WHAT THE TASK ASKS: Could you copy every entry exactly, dropping the pictures?

Entries from a dataset of interfaces
━━━
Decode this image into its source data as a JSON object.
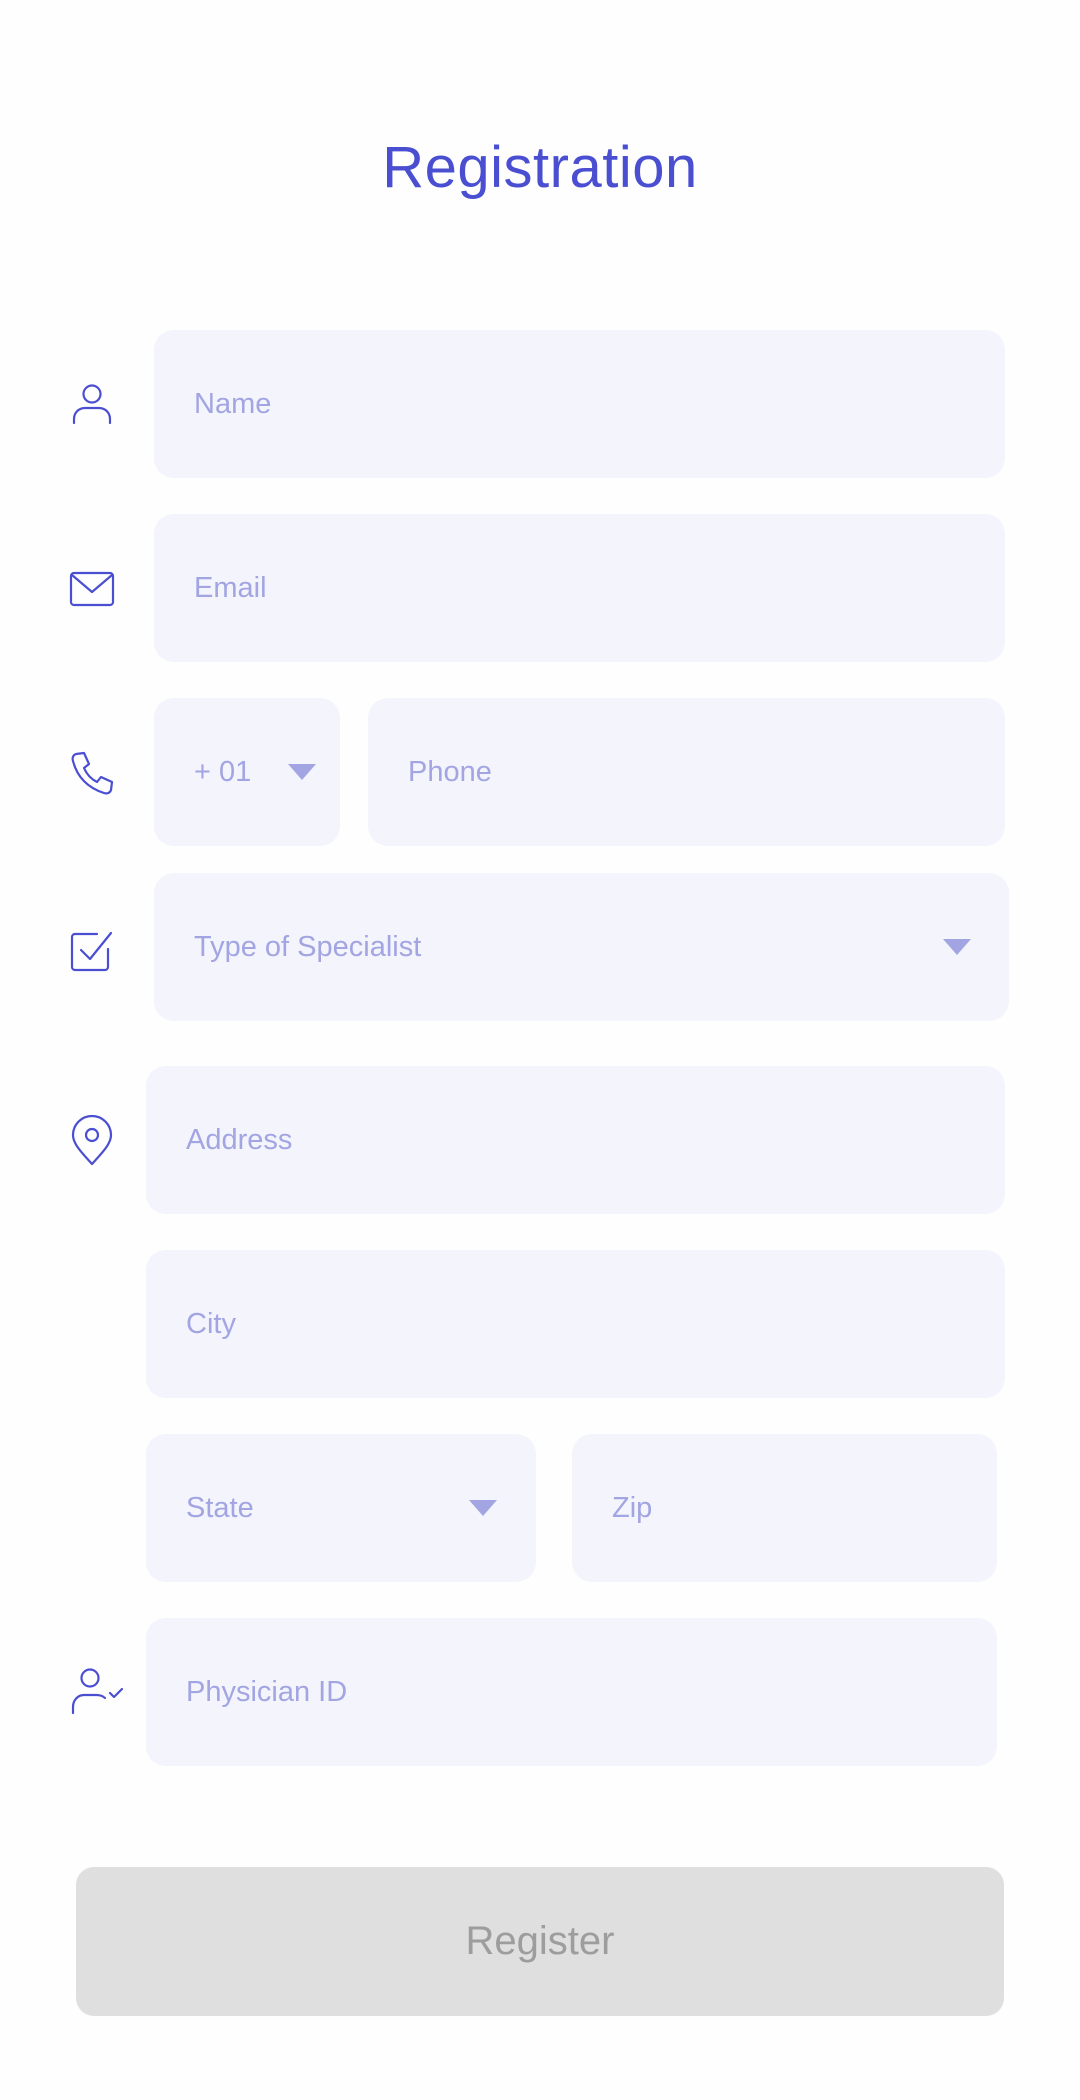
{
  "header": {
    "title": "Registration"
  },
  "form": {
    "name_placeholder": "Name",
    "email_placeholder": "Email",
    "country_code": "+ 01",
    "phone_placeholder": "Phone",
    "specialist_placeholder": "Type of Specialist",
    "address_placeholder": "Address",
    "city_placeholder": "City",
    "state_placeholder": "State",
    "zip_placeholder": "Zip",
    "physician_id_placeholder": "Physician ID"
  },
  "actions": {
    "register_label": "Register"
  },
  "icons": {
    "name": "person-icon",
    "email": "mail-icon",
    "phone": "phone-icon",
    "specialist": "checkbox-icon",
    "address": "location-pin-icon",
    "physician": "person-check-icon"
  },
  "colors": {
    "accent": "#4a4ed1",
    "field_background": "#f3f4fc",
    "placeholder": "#a2a5e2",
    "button_disabled_background": "#dfdfdf",
    "button_disabled_text": "#9d9d9d"
  }
}
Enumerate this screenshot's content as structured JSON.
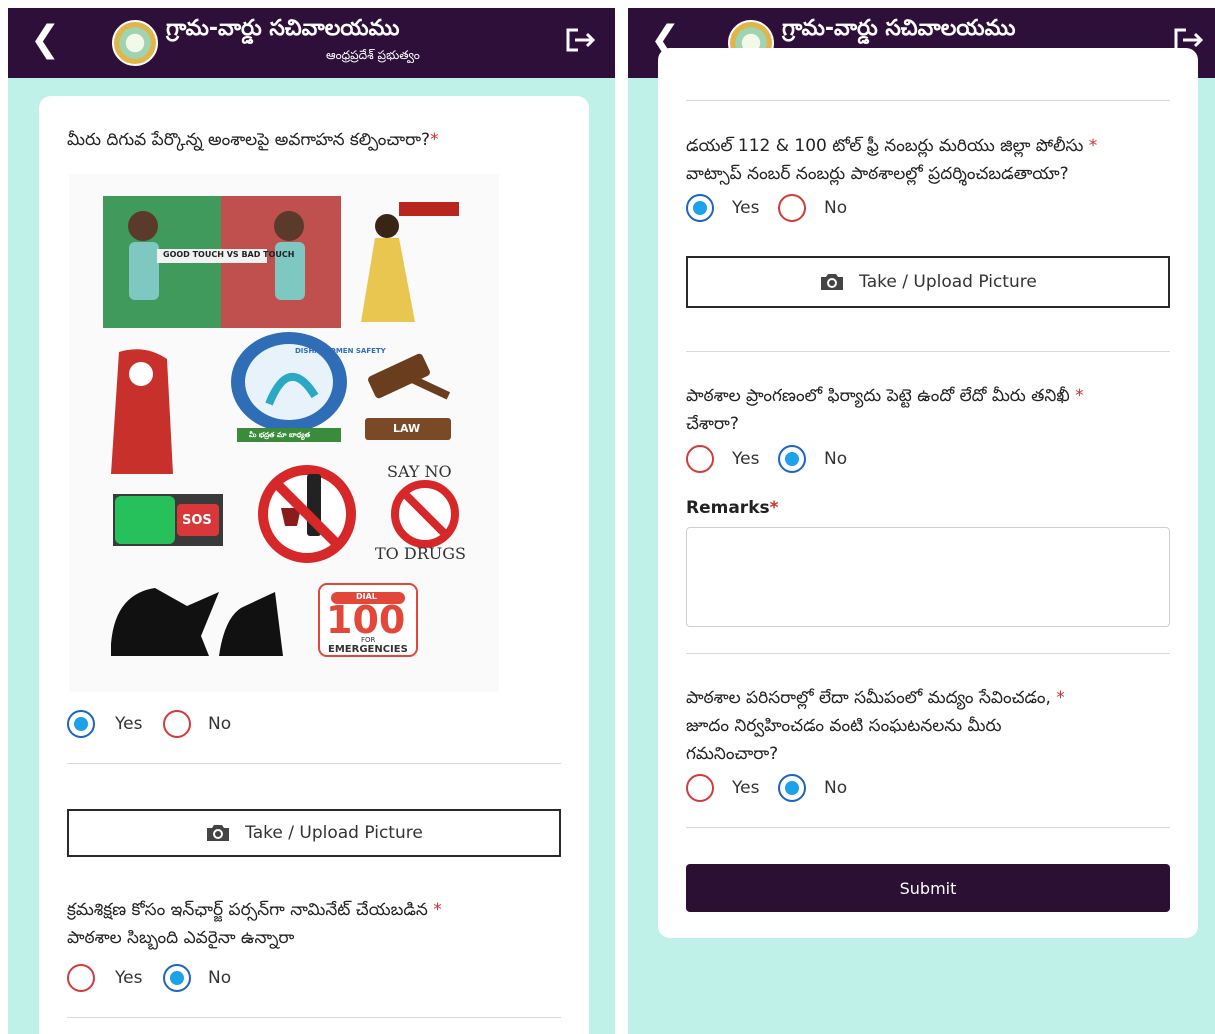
{
  "app": {
    "title": "గ్రామ-వార్డు సచివాలయము",
    "subtitle": "ఆంధ్రప్రదేశ్ ప్రభుత్వం"
  },
  "labels": {
    "yes": "Yes",
    "no": "No",
    "upload": "Take / Upload Picture",
    "remarks": "Remarks",
    "submit": "Submit",
    "required": "*"
  },
  "left": {
    "q1": "మీరు దిగువ పేర్కొన్న అంశాలపై అవగాహన కల్పించారా?",
    "q1_answer": "Yes",
    "q2_line1": "క్రమశిక్షణ కోసం ఇన్‌ఛార్జ్ పర్సన్‌గా నామినేట్ చేయబడిన",
    "q2_line2": "పాఠశాల సిబ్బంది ఎవరైనా ఉన్నారా",
    "q2_answer": "No"
  },
  "infographic": {
    "touch_caption": "GOOD TOUCH VS BAD TOUCH",
    "disha_text": "DISHA WOMEN SAFETY",
    "disha_tagline": "మీ భద్రత మా బాధ్యత",
    "law": "LAW",
    "sos": "SOS",
    "say_no": "SAY NO",
    "to_drugs": "TO DRUGS",
    "dial": "DIAL",
    "dial_number": "100",
    "for": "FOR",
    "emergencies": "EMERGENCIES"
  },
  "right": {
    "q3_line1": "డయల్ 112 & 100 టోల్ ఫ్రీ నంబర్లు మరియు జిల్లా పోలీసు",
    "q3_line2": "వాట్సాప్ నంబర్ నంబర్లు పాఠశాలల్లో ప్రదర్శించబడతాయా?",
    "q3_answer": "Yes",
    "q4_line1": "పాఠశాల ప్రాంగణంలో ఫిర్యాదు పెట్టె ఉందో లేదో మీరు తనిఖీ",
    "q4_line2": "చేశారా?",
    "q4_answer": "No",
    "remarks_value": "",
    "q5_line1": "పాఠశాల పరిసరాల్లో లేదా సమీపంలో మద్యం సేవించడం,",
    "q5_line2": "జూదం నిర్వహించడం వంటి సంఘటనలను మీరు",
    "q5_line3": "గమనించారా?",
    "q5_answer": "No"
  },
  "colors": {
    "app_bar": "#2d0f3a",
    "background": "#bff1e8",
    "radio_selected": "#1da1e8",
    "required": "#d32f2f",
    "submit": "#2b1034"
  },
  "icons": [
    "back-icon",
    "emblem-logo",
    "logout-icon",
    "camera-icon"
  ]
}
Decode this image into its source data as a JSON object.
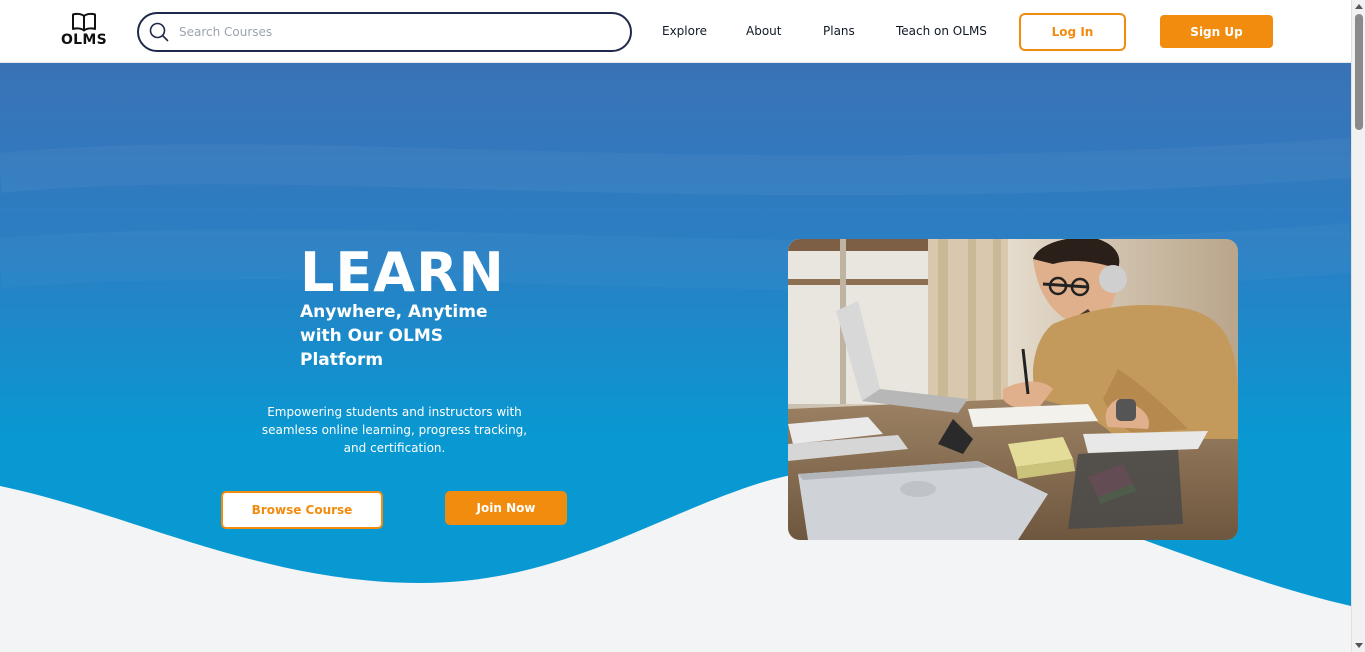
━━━
OUTPUT BELOW:
Decode this image into its source data as a JSON object.
{
  "header": {
    "title": "Registration"
  },
  "form": {
    "name_placeholder": "Name",
    "email_placeholder": "Email",
    "country_code": "+ 01",
    "phone_placeholder": "Phone",
    "specialist_placeholder": "Type of Specialist",
    "address_placeholder": "Address",
    "city_placeholder": "City",
    "state_placeholder": "State",
    "zip_placeholder": "Zip",
    "physician_id_placeholder": "Physician ID"
  },
  "actions": {
    "register_label": "Register"
  },
  "icons": {
    "name": "person-icon",
    "email": "mail-icon",
    "phone": "phone-icon",
    "specialist": "checkbox-icon",
    "address": "location-pin-icon",
    "physician": "person-check-icon"
  },
  "colors": {
    "accent": "#4a4ed1",
    "field_background": "#f3f4fc",
    "placeholder": "#a2a5e2",
    "button_disabled_background": "#dfdfdf",
    "button_disabled_text": "#9d9d9d"
  }
}
Enumerate this screenshot's content as structured JSON.
{
  "app": {
    "title": "గ్రామ-వార్డు సచివాలయము",
    "subtitle": "ఆంధ్రప్రదేశ్ ప్రభుత్వం"
  },
  "labels": {
    "yes": "Yes",
    "no": "No",
    "upload": "Take / Upload Picture",
    "remarks": "Remarks",
    "submit": "Submit",
    "required": "*"
  },
  "left": {
    "q1": "మీరు దిగువ పేర్కొన్న అంశాలపై అవగాహన కల్పించారా?",
    "q1_answer": "Yes",
    "q2_line1": "క్రమశిక్షణ కోసం ఇన్‌ఛార్జ్ పర్సన్‌గా నామినేట్ చేయబడిన",
    "q2_line2": "పాఠశాల సిబ్బంది ఎవరైనా ఉన్నారా",
    "q2_answer": "No"
  },
  "infographic": {
    "touch_caption": "GOOD TOUCH VS BAD TOUCH",
    "disha_text": "DISHA WOMEN SAFETY",
    "disha_tagline": "మీ భద్రత మా బాధ్యత",
    "law": "LAW",
    "sos": "SOS",
    "say_no": "SAY NO",
    "to_drugs": "TO DRUGS",
    "dial": "DIAL",
    "dial_number": "100",
    "for": "FOR",
    "emergencies": "EMERGENCIES"
  },
  "right": {
    "q3_line1": "డయల్ 112 & 100 టోల్ ఫ్రీ నంబర్లు మరియు జిల్లా పోలీసు",
    "q3_line2": "వాట్సాప్ నంబర్ నంబర్లు పాఠశాలల్లో ప్రదర్శించబడతాయా?",
    "q3_answer": "Yes",
    "q4_line1": "పాఠశాల ప్రాంగణంలో ఫిర్యాదు పెట్టె ఉందో లేదో మీరు తనిఖీ",
    "q4_line2": "చేశారా?",
    "q4_answer": "No",
    "remarks_value": "",
    "q5_line1": "పాఠశాల పరిసరాల్లో లేదా సమీపంలో మద్యం సేవించడం,",
    "q5_line2": "జూదం నిర్వహించడం వంటి సంఘటనలను మీరు",
    "q5_line3": "గమనించారా?",
    "q5_answer": "No"
  },
  "colors": {
    "app_bar": "#2d0f3a",
    "background": "#bff1e8",
    "radio_selected": "#1da1e8",
    "required": "#d32f2f",
    "submit": "#2b1034"
  },
  "icons": [
    "back-icon",
    "emblem-logo",
    "logout-icon",
    "camera-icon"
  ]
}
Decode this image into its source data as a JSON object.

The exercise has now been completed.